We’re going to the zoo, zoo, zoo

Yesterday I had a free trip to London Zoo! Well, when I say free, I was there doing work and assessing the place for risks before bringing a class of children there next week. I decided that the nocturnal zone is probably too dark and creepy for four-year-olds, but the walkthrough squirrel monkeys should be safe if I scare my kids about the dangers before hand.

Despite all the work I managed to take a few photos. When I say a few, I actually filled my memory card in under an hour (first stop, Meet the Monkeys!) and after deleting and lowing the picture quality I ran out of space again. Here is just a small selection…


Hungry monkey trying to find some extra food.


Lots of cheeky little squirrel monkeys!


I wish, I wish for a lovely fish.


Watch the birdie!


Flutter by, butterflies.

Gingerbread penguins at the zoo

I haven’t actually written any baking-related posts yet, so it is definitely time I did.

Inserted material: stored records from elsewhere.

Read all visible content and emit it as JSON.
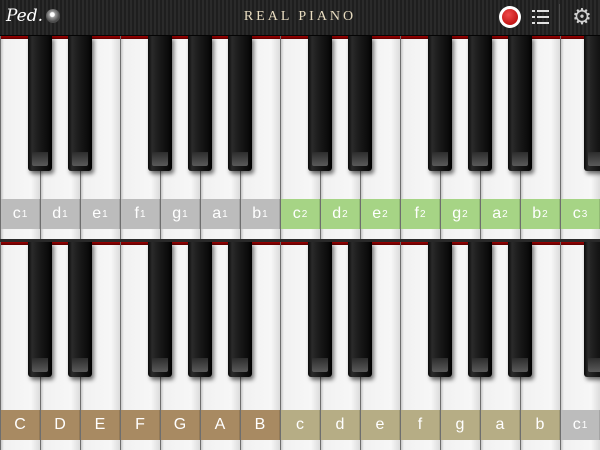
{
  "app": {
    "title": "REAL PIANO",
    "pedal_label": "Ped.",
    "settings_glyph": "⚙"
  },
  "toolbar": {
    "pedal_icon": "pedal-icon",
    "metronome_icon": "metronome-icon",
    "record_icon": "record-icon",
    "menu_icon": "list-menu-icon",
    "settings_icon": "gear-icon"
  },
  "colors": {
    "label_gray": "#bcbcbc",
    "label_green": "#a6d485",
    "label_brown": "#a88a62",
    "label_olive": "#b6ad85",
    "record_red": "#c40000"
  },
  "upper_keyboard": {
    "white_keys": [
      {
        "note": "c",
        "octave": "1",
        "color": "#bcbcbc"
      },
      {
        "note": "d",
        "octave": "1",
        "color": "#bcbcbc"
      },
      {
        "note": "e",
        "octave": "1",
        "color": "#bcbcbc"
      },
      {
        "note": "f",
        "octave": "1",
        "color": "#bcbcbc"
      },
      {
        "note": "g",
        "octave": "1",
        "color": "#bcbcbc"
      },
      {
        "note": "a",
        "octave": "1",
        "color": "#bcbcbc"
      },
      {
        "note": "b",
        "octave": "1",
        "color": "#bcbcbc"
      },
      {
        "note": "c",
        "octave": "2",
        "color": "#a6d485"
      },
      {
        "note": "d",
        "octave": "2",
        "color": "#a6d485"
      },
      {
        "note": "e",
        "octave": "2",
        "color": "#a6d485"
      },
      {
        "note": "f",
        "octave": "2",
        "color": "#a6d485"
      },
      {
        "note": "g",
        "octave": "2",
        "color": "#a6d485"
      },
      {
        "note": "a",
        "octave": "2",
        "color": "#a6d485"
      },
      {
        "note": "b",
        "octave": "2",
        "color": "#a6d485"
      },
      {
        "note": "c",
        "octave": "3",
        "color": "#a6d485"
      }
    ],
    "black_keys_after_white": [
      0,
      1,
      3,
      4,
      5,
      7,
      8,
      10,
      11,
      12,
      14
    ]
  },
  "lower_keyboard": {
    "white_keys": [
      {
        "note": "C",
        "octave": "",
        "color": "#a88a62"
      },
      {
        "note": "D",
        "octave": "",
        "color": "#a88a62"
      },
      {
        "note": "E",
        "octave": "",
        "color": "#a88a62"
      },
      {
        "note": "F",
        "octave": "",
        "color": "#a88a62"
      },
      {
        "note": "G",
        "octave": "",
        "color": "#a88a62"
      },
      {
        "note": "A",
        "octave": "",
        "color": "#a88a62"
      },
      {
        "note": "B",
        "octave": "",
        "color": "#a88a62"
      },
      {
        "note": "c",
        "octave": "",
        "color": "#b6ad85"
      },
      {
        "note": "d",
        "octave": "",
        "color": "#b6ad85"
      },
      {
        "note": "e",
        "octave": "",
        "color": "#b6ad85"
      },
      {
        "note": "f",
        "octave": "",
        "color": "#b6ad85"
      },
      {
        "note": "g",
        "octave": "",
        "color": "#b6ad85"
      },
      {
        "note": "a",
        "octave": "",
        "color": "#b6ad85"
      },
      {
        "note": "b",
        "octave": "",
        "color": "#b6ad85"
      },
      {
        "note": "c",
        "octave": "1",
        "color": "#bcbcbc"
      }
    ],
    "black_keys_after_white": [
      0,
      1,
      3,
      4,
      5,
      7,
      8,
      10,
      11,
      12,
      14
    ]
  }
}
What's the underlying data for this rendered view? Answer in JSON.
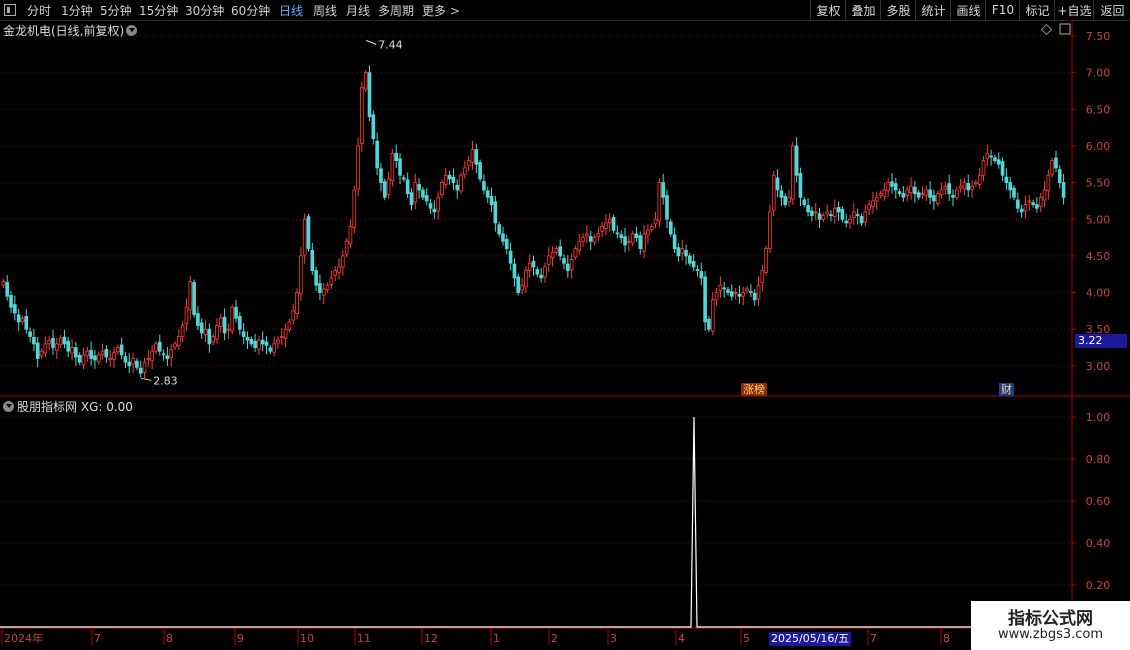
{
  "toolbar": {
    "periods": [
      {
        "label": "分时",
        "active": false
      },
      {
        "label": "1分钟",
        "active": false
      },
      {
        "label": "5分钟",
        "active": false
      },
      {
        "label": "15分钟",
        "active": false
      },
      {
        "label": "30分钟",
        "active": false
      },
      {
        "label": "60分钟",
        "active": false
      },
      {
        "label": "日线",
        "active": true
      },
      {
        "label": "周线",
        "active": false
      },
      {
        "label": "月线",
        "active": false
      },
      {
        "label": "多周期",
        "active": false
      },
      {
        "label": "更多",
        "active": false
      }
    ],
    "more_chevron": ">",
    "right_buttons": [
      "复权",
      "叠加",
      "多股",
      "统计",
      "画线",
      "F10",
      "标记",
      "+自选",
      "返回"
    ]
  },
  "main_chart": {
    "title": "金龙机电(日线,前复权)",
    "high_label": "7.44",
    "low_label": "2.83",
    "last_price_tag": "3.22",
    "marker_zhangbang": "涨榜",
    "marker_cai": "财",
    "colors": {
      "up": "#ff3a3a",
      "down": "#4fd8d8",
      "grid": "#7a0000",
      "axis": "#b00000"
    }
  },
  "indicator": {
    "title": "股朋指标网",
    "value_label": "XG: 0.00"
  },
  "time_axis": {
    "labels": [
      "2024年",
      "7",
      "8",
      "9",
      "10",
      "11",
      "12",
      "1",
      "2",
      "3",
      "4",
      "5",
      "7",
      "8"
    ],
    "cursor_date": "2025/05/16/五"
  },
  "watermark": {
    "title": "指标公式网",
    "url": "www.zbgs3.com"
  },
  "chart_data": [
    {
      "type": "candlestick",
      "title": "金龙机电(日线,前复权)",
      "ylim": [
        2.7,
        7.6
      ],
      "y_ticks": [
        "7.50",
        "7.00",
        "6.50",
        "6.00",
        "5.50",
        "5.00",
        "4.50",
        "4.00",
        "3.50",
        "3.00"
      ],
      "annotations": [
        {
          "label": "7.44",
          "value": 7.44
        },
        {
          "label": "2.83",
          "value": 2.83
        }
      ],
      "close": [
        4.15,
        3.95,
        3.8,
        3.72,
        3.6,
        3.65,
        3.5,
        3.4,
        3.3,
        3.1,
        3.2,
        3.3,
        3.35,
        3.25,
        3.3,
        3.38,
        3.3,
        3.2,
        3.25,
        3.12,
        3.05,
        3.15,
        3.2,
        3.1,
        3.08,
        3.15,
        3.2,
        3.12,
        3.1,
        3.18,
        3.25,
        3.15,
        3.05,
        3.0,
        3.1,
        2.98,
        2.9,
        3.05,
        3.1,
        3.2,
        3.3,
        3.2,
        3.15,
        3.1,
        3.22,
        3.3,
        3.4,
        3.55,
        3.8,
        4.15,
        3.7,
        3.55,
        3.45,
        3.5,
        3.3,
        3.4,
        3.55,
        3.65,
        3.45,
        3.5,
        3.8,
        3.65,
        3.5,
        3.4,
        3.35,
        3.3,
        3.25,
        3.35,
        3.3,
        3.28,
        3.2,
        3.3,
        3.35,
        3.4,
        3.5,
        3.6,
        3.75,
        4.0,
        4.5,
        5.0,
        4.6,
        4.3,
        4.1,
        4.0,
        4.05,
        4.1,
        4.2,
        4.3,
        4.35,
        4.5,
        4.7,
        4.9,
        5.4,
        6.0,
        6.8,
        7.0,
        6.4,
        6.1,
        5.7,
        5.5,
        5.3,
        5.55,
        5.9,
        5.8,
        5.6,
        5.55,
        5.35,
        5.2,
        5.5,
        5.4,
        5.3,
        5.25,
        5.15,
        5.1,
        5.3,
        5.5,
        5.6,
        5.55,
        5.5,
        5.4,
        5.6,
        5.7,
        5.8,
        5.95,
        5.75,
        5.55,
        5.4,
        5.3,
        5.2,
        4.95,
        4.8,
        4.7,
        4.6,
        4.4,
        4.2,
        4.0,
        4.1,
        4.3,
        4.4,
        4.35,
        4.25,
        4.2,
        4.35,
        4.5,
        4.55,
        4.6,
        4.5,
        4.4,
        4.3,
        4.45,
        4.6,
        4.7,
        4.75,
        4.8,
        4.7,
        4.75,
        4.8,
        4.9,
        4.95,
        5.0,
        4.85,
        4.8,
        4.75,
        4.65,
        4.7,
        4.8,
        4.75,
        4.6,
        4.8,
        4.85,
        4.9,
        5.0,
        5.5,
        5.3,
        5.0,
        4.8,
        4.6,
        4.5,
        4.6,
        4.5,
        4.4,
        4.35,
        4.3,
        4.2,
        3.6,
        3.5,
        3.9,
        4.0,
        4.1,
        4.05,
        4.0,
        3.95,
        4.0,
        3.95,
        4.0,
        4.05,
        4.0,
        3.9,
        4.1,
        4.3,
        4.6,
        5.1,
        5.6,
        5.4,
        5.3,
        5.2,
        5.3,
        6.0,
        5.6,
        5.3,
        5.2,
        5.1,
        5.05,
        5.1,
        5.0,
        5.05,
        5.1,
        5.05,
        5.15,
        5.1,
        5.0,
        4.95,
        5.0,
        5.1,
        5.05,
        4.95,
        5.1,
        5.2,
        5.25,
        5.3,
        5.35,
        5.4,
        5.5,
        5.45,
        5.4,
        5.35,
        5.3,
        5.4,
        5.45,
        5.35,
        5.3,
        5.35,
        5.4,
        5.3,
        5.25,
        5.35,
        5.4,
        5.45,
        5.35,
        5.3,
        5.4,
        5.45,
        5.5,
        5.4,
        5.45,
        5.5,
        5.6,
        5.8,
        5.9,
        5.85,
        5.8,
        5.75,
        5.6,
        5.5,
        5.4,
        5.3,
        5.15,
        5.1,
        5.2,
        5.25,
        5.2,
        5.15,
        5.3,
        5.4,
        5.6,
        5.8,
        5.7,
        5.5,
        5.3
      ]
    },
    {
      "type": "line",
      "series": [
        {
          "name": "XG",
          "values": [
            0,
            0.5,
            1.0,
            0.5,
            0
          ]
        }
      ],
      "ylim": [
        0,
        1.05
      ],
      "y_ticks": [
        "1.00",
        "0.80",
        "0.60",
        "0.40",
        "0.20"
      ],
      "note_shown": "XG: 0.00"
    }
  ]
}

I went to Zoo Lates at London Zoo for my birthday yesterday, and so had to rustle up my fail-safe recipe – gingerbread animals! To quote my housemate “it is the best gingerbread recipe I’ve used, it always work really well” so I’m going to share it with everyone.

This is a recipe I have used for years, originally from The Australian Women’s Weekly Beautiful Biscuits book, changing it slightly as the recipe calls for cups which I don’t have. This version is really old (probably as old as me) but there are lots of new Australian Women’s Weekly books, although I don’t know if they have the same recipes.

Gingerbread men/animals/birds/etc

Ingredients:

4oz butter
3oz brown sugar
1 egg yolk (save the egg white for icing or meringues)
12oz plain flour
1 tsp bicarbonate of soda
3 tsp ground ginger
2 1/2 tbsp golden syrup

Method:

Cream the butter and sugar together, then add the egg yolk. Sift all the dry ingredients together and slowly add to the mix, then add the syrup (sometimes you need more syrup or less flour, depending on how much mixture has been “tested”). Knead the mixture lightly until you have a good firm dough. You can put the dough in the fridge to firm up for an hour or overnight to make it easier to roll.

Take a lump of dough (maybe a quarter of the mix) and roll it between two sheets of greaseproof paper. This makes it easier to roll as nothing gets stuck to the rolling pin. Roll the dough to 1/2cm or so thick, and cut out your shapes.

Place shapes on a greased tray and cook in a moderate oven (180oC is usually pretty good) for about 10 minutes until the biscuits are golden but not too crunchy – they will harden up as they cool, so make sure you don’t over-cook them. Remove them from the tray and leave them to cool on a wire rack.

To serve:

Depending on the cutters you use, you can decorate with melted chocolate (melt tiny pieces in a bowl over a pan of hot water or in the microwave) or icing, sprinkles, chocolates, sweeties, etc.

To make royal icing take the egg white and add icing sugar. Keep beating and adding more icing sugar until you have a good consistency. I never measure the sugar, I just do it by eye as it changes if you are using liquid or paste colouring. If you are using a piping bag the icing needs to be pretty thick so that the shapes hold.

My new cake-stand (not sure it is quite right for large gingerbread animals)

Penguins, bears, foxes/red pandas and a T-Rex

Gingerbread elephant